Malcolm Chase, who has died aged 63, will be best remembered as the leading historian of Chartism. More than this, he was the foremost historian of all kinds of popular radicalism and labour movement activity in late-eighteenth and early nineteenth-century Britain, rescuing the reputation of agrarian radicalism and charting the development of early trade unionism as far back as the seventeenth century, a period into which labour historians seldom venture.
Growing up at Grays in Essex, Malcolm graduated with a BA in history from the University of York in 1978, moving to the University of Sussex where he completed a master’s degree in modern social history (1979), and then a D.Phil. (1984) under the supervision of J.F.C. Harrison, a labour historian and pioneer of history from below whose benign influence on Malcolm’s own work is readily apparent.
Malcolm’s career was spent at the University of Leeds. He began work in the Department of Continuing Education, becoming head of the School of Continuing Education in 2002. When to Malcolm’s great sadness, the school was closed, he subsequently moved to the School of History in 2002 and to a Chair in Social History in 2009, where he remained until shortly before his death.

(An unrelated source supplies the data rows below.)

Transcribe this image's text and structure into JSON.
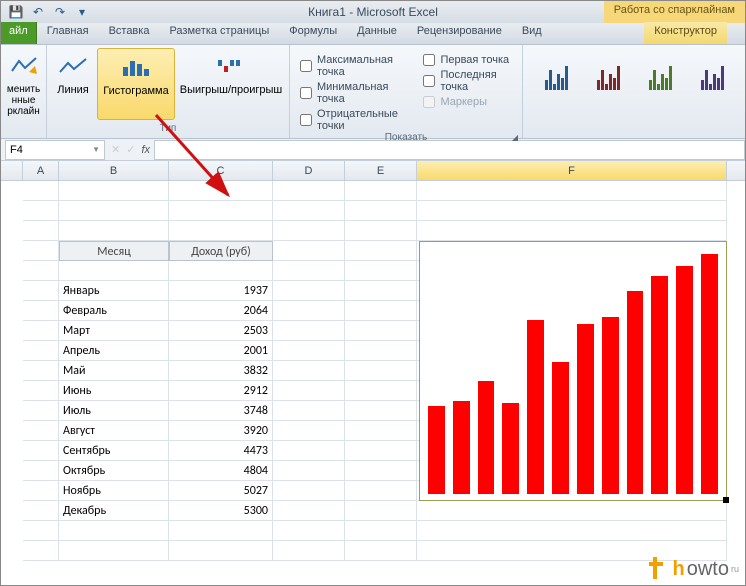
{
  "titlebar": {
    "title": "Книга1 - Microsoft Excel",
    "contextual": "Работа со спарклайнам"
  },
  "tabs": {
    "file": "айл",
    "items": [
      "Главная",
      "Вставка",
      "Разметка страницы",
      "Формулы",
      "Данные",
      "Рецензирование",
      "Вид"
    ],
    "contextual": "Конструктор"
  },
  "ribbon": {
    "group_sparkline_btn": "менить\nнные\nрклайн",
    "type": {
      "line": "Линия",
      "histogram": "Гистограмма",
      "winloss": "Выигрыш/проигрыш",
      "group": "Тип"
    },
    "show": {
      "max_point": "Максимальная точка",
      "first_point": "Первая точка",
      "min_point": "Минимальная точка",
      "last_point": "Последняя точка",
      "neg_point": "Отрицательные точки",
      "markers": "Маркеры",
      "group": "Показать"
    }
  },
  "namebox": "F4",
  "columns": [
    "A",
    "B",
    "C",
    "D",
    "E",
    "F"
  ],
  "table": {
    "headers": {
      "month": "Месяц",
      "income": "Доход (руб)"
    },
    "rows": [
      {
        "month": "Январь",
        "income": 1937
      },
      {
        "month": "Февраль",
        "income": 2064
      },
      {
        "month": "Март",
        "income": 2503
      },
      {
        "month": "Апрель",
        "income": 2001
      },
      {
        "month": "Май",
        "income": 3832
      },
      {
        "month": "Июнь",
        "income": 2912
      },
      {
        "month": "Июль",
        "income": 3748
      },
      {
        "month": "Август",
        "income": 3920
      },
      {
        "month": "Сентябрь",
        "income": 4473
      },
      {
        "month": "Октябрь",
        "income": 4804
      },
      {
        "month": "Ноябрь",
        "income": 5027
      },
      {
        "month": "Декабрь",
        "income": 5300
      }
    ]
  },
  "chart_data": {
    "type": "bar",
    "categories": [
      "Январь",
      "Февраль",
      "Март",
      "Апрель",
      "Май",
      "Июнь",
      "Июль",
      "Август",
      "Сентябрь",
      "Октябрь",
      "Ноябрь",
      "Декабрь"
    ],
    "values": [
      1937,
      2064,
      2503,
      2001,
      3832,
      2912,
      3748,
      3920,
      4473,
      4804,
      5027,
      5300
    ],
    "title": "",
    "xlabel": "",
    "ylabel": "",
    "ylim": [
      0,
      5300
    ]
  },
  "watermark": {
    "brand": "howto",
    "suffix": "ru"
  }
}
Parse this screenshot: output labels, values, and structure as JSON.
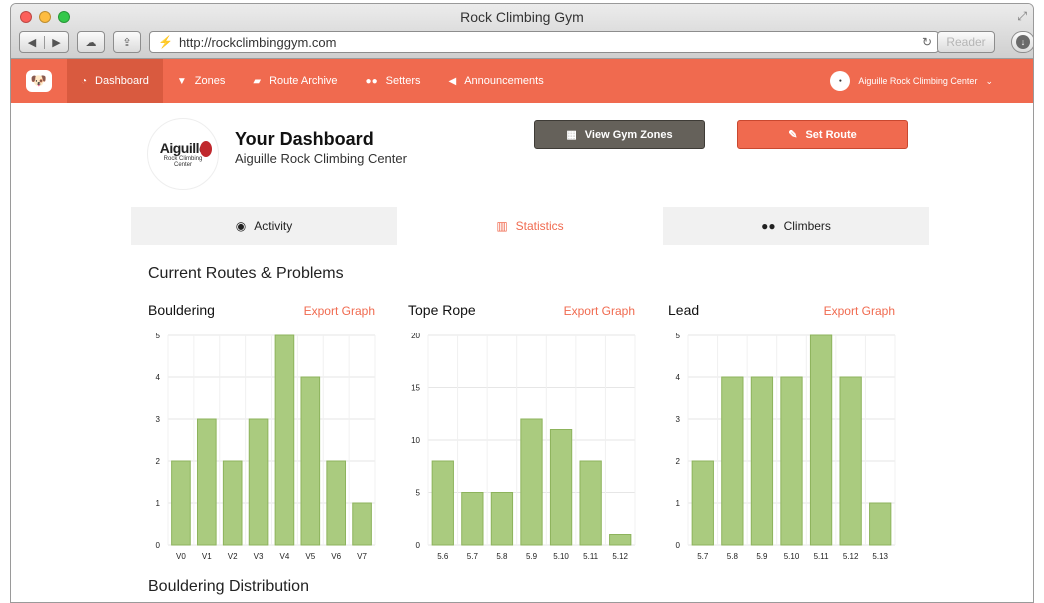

His first book, based on his PhD thesis, was The People’s Farm: English Radical Agrarianism, 1775–1840 (Clarendon Press, 1988). In an obituary for Northern History, Josh Gibson notes that it offered ‘a reinterpretation of Thomas Spence and his followers, rescuing them and radical agrarianism from the great condescension of posterity’.
Other publications would follow, notably Early Trade Unionism: Fraternity, Skill, and the Politics of Labour (Ashgate, 2000) for the Society for the Study of Labour History’s book series Studies in Labour History, of which Malcolm would eventually become series editor. But it will be his work on Chartism for which Malcolm will be best remembered.
In Chartism: A New History (Manchester University Press, 2007), Malcolm Chase stepped back from decades of Chartist historiography that had focused on thematic approaches and interpretations of one or other aspect of this sprawling mid-nineteenth century political movement to produce an authoritative narrative account that managed to combine the knowledge and understanding resulting from a lifetime of scholarship with a very accessible story, illustrated by life stories and fascinating details that made the book a joy to read.
Malcolm also played an active part in the life of the history community. He filled several roles at the Society for the Study of Labour History and our journal Labour History Review, most recently as vice-president; he chaired the Social History Society; he served on the editorial boards of Cultural and Social History, the Yorkshire Archaeological Journal, and Northern History; and he was a constant presence at conferences, notably at the annual Chartism Days where he was, in the words of Simon Hall and Rohan McWilliam, the ‘animating figure encouraging new research and discussion’.
In the wider world, Malcolm spoke at a vast number of local and family history events, at schools, colleges, museums and galleries. He appeared on BBC Television’s Who Do You Think You Are? family history series and in numerous other broadcasts. He was approachable, friendly, never once condescending to the many enthusiastic though less learned amateur historians he dealt with, and always helpful and supportive. So too as a teacher and academic supervisor.
Those of us privileged to hear him speak (and sing) on Chartist, and other matters, will miss his generous spirit. We offer our sincerest condolences to Shirley and family.
Obituaries and tributes
Malcolm Chase: Appreciations, by Jamie Bronstein, John Belchem, Katrina Navickas, Tom Scriven (Labour History Review, 85:3, 2020)
Malcolm Chase (1957-2020), by Fabrice Bensimon and Rohan McWilliam (History Workshop Journal, 92 2021)
Malcolm Chase, 1957-2020, by Josh Gibson (Northern History, 58:2, 2021)
Malcolm Chase obituary, by Simon Hall and Rohan McWilliam (The Guardian, 23 March 2020)
Malcolm Chase, by Henry Irving (Social History Society, 3 March 2020)
Emeritus Professor Malcolm Chase (University of Leeds)